McClurg said as soon as the board made the decision on reconfiguration, they wanted to get in front of the community right away, meeting with staff on March 28 and holding information sessions at the two schools, including two sessions on April 3. As stakeholder input is important, McClurg plans to hold face-to-face meetings at all school sites over the next month and a town hall meeting in May.
“We’re very interested in hearing ideas to help us make the best decision for the district,” McClurg said.
The district has until August to place a bond on the November ballot. A recent poll of district voters showed that support for a potential $198 million bond is right at 55 percent necessary to pass. Passing a bond could be a challenge as in February the district’s consulting firm of FM3 Research and Associates told the board that a district-wide measure at the current level of support has “significant risk of not passing.”

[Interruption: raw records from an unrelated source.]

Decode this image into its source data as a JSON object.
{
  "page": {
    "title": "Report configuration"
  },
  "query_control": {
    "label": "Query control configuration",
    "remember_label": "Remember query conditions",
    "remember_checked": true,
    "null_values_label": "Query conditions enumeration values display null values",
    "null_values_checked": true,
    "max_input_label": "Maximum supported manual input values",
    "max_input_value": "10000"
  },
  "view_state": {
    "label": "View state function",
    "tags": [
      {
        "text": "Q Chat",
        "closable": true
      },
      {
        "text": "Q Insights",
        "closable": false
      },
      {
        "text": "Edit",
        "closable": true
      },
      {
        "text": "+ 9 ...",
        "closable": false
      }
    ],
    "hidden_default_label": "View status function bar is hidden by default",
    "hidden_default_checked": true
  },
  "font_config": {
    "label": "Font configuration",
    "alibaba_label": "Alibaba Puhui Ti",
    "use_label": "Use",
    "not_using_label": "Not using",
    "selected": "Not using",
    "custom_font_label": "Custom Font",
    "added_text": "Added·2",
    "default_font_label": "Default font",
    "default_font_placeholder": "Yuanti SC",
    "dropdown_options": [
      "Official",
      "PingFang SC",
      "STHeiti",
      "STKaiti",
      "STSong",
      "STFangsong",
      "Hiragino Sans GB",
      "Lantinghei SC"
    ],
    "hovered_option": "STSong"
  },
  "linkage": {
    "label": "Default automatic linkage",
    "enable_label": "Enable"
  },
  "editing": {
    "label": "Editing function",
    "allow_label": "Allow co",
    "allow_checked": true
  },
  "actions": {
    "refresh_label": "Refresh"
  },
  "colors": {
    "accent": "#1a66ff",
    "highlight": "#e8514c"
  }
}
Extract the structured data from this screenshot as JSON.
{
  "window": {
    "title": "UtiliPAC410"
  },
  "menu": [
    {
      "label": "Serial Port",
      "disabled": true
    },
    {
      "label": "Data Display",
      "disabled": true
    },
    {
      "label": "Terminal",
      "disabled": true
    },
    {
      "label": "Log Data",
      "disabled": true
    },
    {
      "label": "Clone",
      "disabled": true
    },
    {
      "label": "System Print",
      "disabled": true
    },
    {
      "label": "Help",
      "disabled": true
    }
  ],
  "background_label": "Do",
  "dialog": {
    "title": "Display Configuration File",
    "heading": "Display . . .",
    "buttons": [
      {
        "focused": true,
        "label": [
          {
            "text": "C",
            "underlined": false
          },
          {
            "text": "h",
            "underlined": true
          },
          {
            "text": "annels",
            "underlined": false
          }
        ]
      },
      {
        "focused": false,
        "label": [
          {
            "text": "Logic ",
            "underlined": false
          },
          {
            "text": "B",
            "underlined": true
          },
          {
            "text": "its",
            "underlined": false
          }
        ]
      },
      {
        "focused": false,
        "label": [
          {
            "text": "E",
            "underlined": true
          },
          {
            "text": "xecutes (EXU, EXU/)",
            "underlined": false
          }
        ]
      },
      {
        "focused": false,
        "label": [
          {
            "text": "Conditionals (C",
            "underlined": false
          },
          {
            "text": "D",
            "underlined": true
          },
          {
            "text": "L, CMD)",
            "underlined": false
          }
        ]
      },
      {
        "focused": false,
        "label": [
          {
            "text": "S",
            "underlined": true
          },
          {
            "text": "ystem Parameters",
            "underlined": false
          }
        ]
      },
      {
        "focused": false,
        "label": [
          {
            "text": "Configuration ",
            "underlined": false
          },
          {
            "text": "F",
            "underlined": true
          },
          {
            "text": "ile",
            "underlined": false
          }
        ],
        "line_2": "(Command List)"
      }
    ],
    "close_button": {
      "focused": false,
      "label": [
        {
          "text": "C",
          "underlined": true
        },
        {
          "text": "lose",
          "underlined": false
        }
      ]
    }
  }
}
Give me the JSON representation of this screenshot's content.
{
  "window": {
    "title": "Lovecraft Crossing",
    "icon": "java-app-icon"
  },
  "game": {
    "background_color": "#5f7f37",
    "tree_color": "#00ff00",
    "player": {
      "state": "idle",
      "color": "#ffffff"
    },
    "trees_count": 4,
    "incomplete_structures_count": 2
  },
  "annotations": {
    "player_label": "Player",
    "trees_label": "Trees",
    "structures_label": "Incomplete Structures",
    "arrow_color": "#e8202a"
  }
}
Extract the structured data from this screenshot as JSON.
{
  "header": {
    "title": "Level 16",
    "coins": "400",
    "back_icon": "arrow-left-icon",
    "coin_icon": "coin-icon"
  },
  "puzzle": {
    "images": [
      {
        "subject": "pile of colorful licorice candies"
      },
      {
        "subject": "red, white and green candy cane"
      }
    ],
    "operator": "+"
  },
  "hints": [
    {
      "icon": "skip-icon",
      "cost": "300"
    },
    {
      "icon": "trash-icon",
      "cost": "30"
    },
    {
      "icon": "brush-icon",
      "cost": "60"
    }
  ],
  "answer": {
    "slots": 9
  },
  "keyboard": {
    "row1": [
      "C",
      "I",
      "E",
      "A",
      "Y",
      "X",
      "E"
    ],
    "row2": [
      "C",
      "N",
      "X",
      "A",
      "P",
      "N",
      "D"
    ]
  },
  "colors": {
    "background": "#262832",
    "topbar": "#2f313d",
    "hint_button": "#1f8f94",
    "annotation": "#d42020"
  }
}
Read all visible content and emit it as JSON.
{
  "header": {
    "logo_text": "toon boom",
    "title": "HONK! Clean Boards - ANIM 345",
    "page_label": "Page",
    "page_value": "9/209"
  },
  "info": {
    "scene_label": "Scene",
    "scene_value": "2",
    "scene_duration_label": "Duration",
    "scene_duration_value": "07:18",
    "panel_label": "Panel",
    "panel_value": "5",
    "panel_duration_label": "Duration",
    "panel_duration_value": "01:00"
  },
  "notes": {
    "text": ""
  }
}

McClurg said the decision has not yet been made on which school site will be used for the new school. The feedback that McClurg has received is that the Hills site is less desirable due to its proximity to the I-5 and the additional encroachment that will occur as part of the expansion and the flyover ramps to SR-56. The connector ramps will bring the freeway within 57 feet of the school property.
McClurg said the district’s intent is that whichever location is not developed as a new school would remain green space and field space for the community.
“I don’t take this lightly and I know that our board is really serious about these decisions,” McClurg said. “I also think it’s a chance to take advantage of an opportunity and a place in time to really do some great things and to make some decisions that the community can be excited about.”
At the April 3 afternoon meeting at Del Mar Hills, parent Juli Oh said it was very disappointing to find out the reconfiguration news on the site Nextdoor, from a post titled “Del Mar Hills closing.” She said she still has emotional scars from the last time the district went through a facilities process years ago, when a Del Mar Hills closure was on the table.
“There is something lovely about all of the community’s kids being together in one school but I just don’t feel like this got off to a great start,” Oh said of the process.
Many parents had questions about the timeline—which McClurg said begins now. Ideally, a bond would pass in November and planning would begin for new school construction which would take about two to three years from start to finish, she said. Parents also had initial concerns about the civic impact of having one Del Mar school, including the impact to traffic on the already challenging Heights site as well as the traffic flow across Del Mar Heights Road and the ability for students to be able to continue to be able to walk to school safely.
“I’m not happy with this concept at all,” said one Del Mar Hills parent. “I’m old enough to remember when Del Mar Hills and Del Mar Heights were the only two schools in the district and part of the charm is the small size…In my mind there is no way you can create a mega-school without losing that character. There’s a reason that a lot of families chose to live here, it’s a strong reason why I moved my family closer to here because of the small school that we can walk to.”
The parent said she was trying to separate her emotions from the overall needs of the district but she said this new plan feels too sudden and rushed.
“I know this is one district but I feel like we’re kind of being trounced on by the other side,” she said.
McClurg noted that the new school will not be a “mega-school” but one with about 600 students.
She said she appreciated the parents’ comments as part of what makes the district is so unique are the things you can’t put a price tag on, “the strong sense of loyalty, love and identity” at every school. She said there will be a loss in whatever the new school configuration will look like and that will be a part of the considerations and process moving forward.
“Whatever’s created, the kids will love. The warmth and the character you talk about, in the new place, the people will create that,” McClurg said. “That’s created by the people, not the building.”